Saved data entries ->
=== Section Start ===
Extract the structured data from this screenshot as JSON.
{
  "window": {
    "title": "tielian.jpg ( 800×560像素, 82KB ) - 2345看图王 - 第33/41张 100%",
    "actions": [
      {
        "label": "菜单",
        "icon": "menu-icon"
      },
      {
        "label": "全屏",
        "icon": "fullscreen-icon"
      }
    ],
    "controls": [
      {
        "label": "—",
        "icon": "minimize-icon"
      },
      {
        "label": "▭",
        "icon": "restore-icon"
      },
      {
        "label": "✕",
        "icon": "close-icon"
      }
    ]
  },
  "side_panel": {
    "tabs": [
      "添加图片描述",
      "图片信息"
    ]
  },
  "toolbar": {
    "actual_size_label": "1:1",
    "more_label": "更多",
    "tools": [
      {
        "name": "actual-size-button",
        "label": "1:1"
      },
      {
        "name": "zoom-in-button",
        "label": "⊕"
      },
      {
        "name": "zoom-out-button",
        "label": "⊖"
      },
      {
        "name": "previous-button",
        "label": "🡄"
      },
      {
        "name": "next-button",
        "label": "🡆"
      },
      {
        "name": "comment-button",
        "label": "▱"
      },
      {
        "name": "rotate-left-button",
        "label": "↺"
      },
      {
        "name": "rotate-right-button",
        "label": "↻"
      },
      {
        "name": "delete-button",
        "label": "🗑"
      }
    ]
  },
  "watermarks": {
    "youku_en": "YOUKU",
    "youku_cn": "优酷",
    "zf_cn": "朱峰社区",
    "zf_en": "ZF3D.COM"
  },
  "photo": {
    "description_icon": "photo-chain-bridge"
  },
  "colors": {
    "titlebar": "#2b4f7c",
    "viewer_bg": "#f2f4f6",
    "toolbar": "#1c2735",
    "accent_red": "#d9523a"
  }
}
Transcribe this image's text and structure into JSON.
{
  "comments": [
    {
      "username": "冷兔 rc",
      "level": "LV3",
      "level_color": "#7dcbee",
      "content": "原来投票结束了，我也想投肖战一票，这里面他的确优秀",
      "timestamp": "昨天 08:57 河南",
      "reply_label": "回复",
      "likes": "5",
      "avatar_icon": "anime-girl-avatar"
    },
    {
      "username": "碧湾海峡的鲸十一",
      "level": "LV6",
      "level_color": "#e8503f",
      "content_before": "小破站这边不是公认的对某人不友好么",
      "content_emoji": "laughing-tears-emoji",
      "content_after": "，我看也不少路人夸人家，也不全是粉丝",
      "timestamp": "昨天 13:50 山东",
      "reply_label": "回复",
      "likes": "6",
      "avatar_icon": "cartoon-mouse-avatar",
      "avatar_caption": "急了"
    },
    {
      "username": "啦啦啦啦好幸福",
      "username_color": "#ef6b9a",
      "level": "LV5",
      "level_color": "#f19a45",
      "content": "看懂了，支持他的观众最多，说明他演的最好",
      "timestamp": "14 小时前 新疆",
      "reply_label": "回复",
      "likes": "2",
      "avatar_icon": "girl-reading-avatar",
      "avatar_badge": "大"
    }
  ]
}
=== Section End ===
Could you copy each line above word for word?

Task result ->
Extract the structured data from this screenshot as JSON.
{
  "window": {
    "title": "tielian.jpg ( 800×560像素, 82KB ) - 2345看图王 - 第33/41张 100%",
    "actions": [
      {
        "label": "菜单",
        "icon": "menu-icon"
      },
      {
        "label": "全屏",
        "icon": "fullscreen-icon"
      }
    ],
    "controls": [
      {
        "label": "—",
        "icon": "minimize-icon"
      },
      {
        "label": "▭",
        "icon": "restore-icon"
      },
      {
        "label": "✕",
        "icon": "close-icon"
      }
    ]
  },
  "side_panel": {
    "tabs": [
      "添加图片描述",
      "图片信息"
    ]
  },
  "toolbar": {
    "actual_size_label": "1:1",
    "more_label": "更多",
    "tools": [
      {
        "name": "actual-size-button",
        "label": "1:1"
      },
      {
        "name": "zoom-in-button",
        "label": "⊕"
      },
      {
        "name": "zoom-out-button",
        "label": "⊖"
      },
      {
        "name": "previous-button",
        "label": "🡄"
      },
      {
        "name": "next-button",
        "label": "🡆"
      },
      {
        "name": "comment-button",
        "label": "▱"
      },
      {
        "name": "rotate-left-button",
        "label": "↺"
      },
      {
        "name": "rotate-right-button",
        "label": "↻"
      },
      {
        "name": "delete-button",
        "label": "🗑"
      }
    ]
  },
  "watermarks": {
    "youku_en": "YOUKU",
    "youku_cn": "优酷",
    "zf_cn": "朱峰社区",
    "zf_en": "ZF3D.COM"
  },
  "photo": {
    "description_icon": "photo-chain-bridge"
  },
  "colors": {
    "titlebar": "#2b4f7c",
    "viewer_bg": "#f2f4f6",
    "toolbar": "#1c2735",
    "accent_red": "#d9523a"
  }
}
Transcribe this image's text and structure into JSON.
{
  "comments": [
    {
      "username": "冷兔 rc",
      "level": "LV3",
      "level_color": "#7dcbee",
      "content": "原来投票结束了，我也想投肖战一票，这里面他的确优秀",
      "timestamp": "昨天 08:57 河南",
      "reply_label": "回复",
      "likes": "5",
      "avatar_icon": "anime-girl-avatar"
    },
    {
      "username": "碧湾海峡的鲸十一",
      "level": "LV6",
      "level_color": "#e8503f",
      "content_before": "小破站这边不是公认的对某人不友好么",
      "content_emoji": "laughing-tears-emoji",
      "content_after": "，我看也不少路人夸人家，也不全是粉丝",
      "timestamp": "昨天 13:50 山东",
      "reply_label": "回复",
      "likes": "6",
      "avatar_icon": "cartoon-mouse-avatar",
      "avatar_caption": "急了"
    },
    {
      "username": "啦啦啦啦好幸福",
      "username_color": "#ef6b9a",
      "level": "LV5",
      "level_color": "#f19a45",
      "content": "看懂了，支持他的观众最多，说明他演的最好",
      "timestamp": "14 小时前 新疆",
      "reply_label": "回复",
      "likes": "2",
      "avatar_icon": "girl-reading-avatar",
      "avatar_badge": "大"
    }
  ]
}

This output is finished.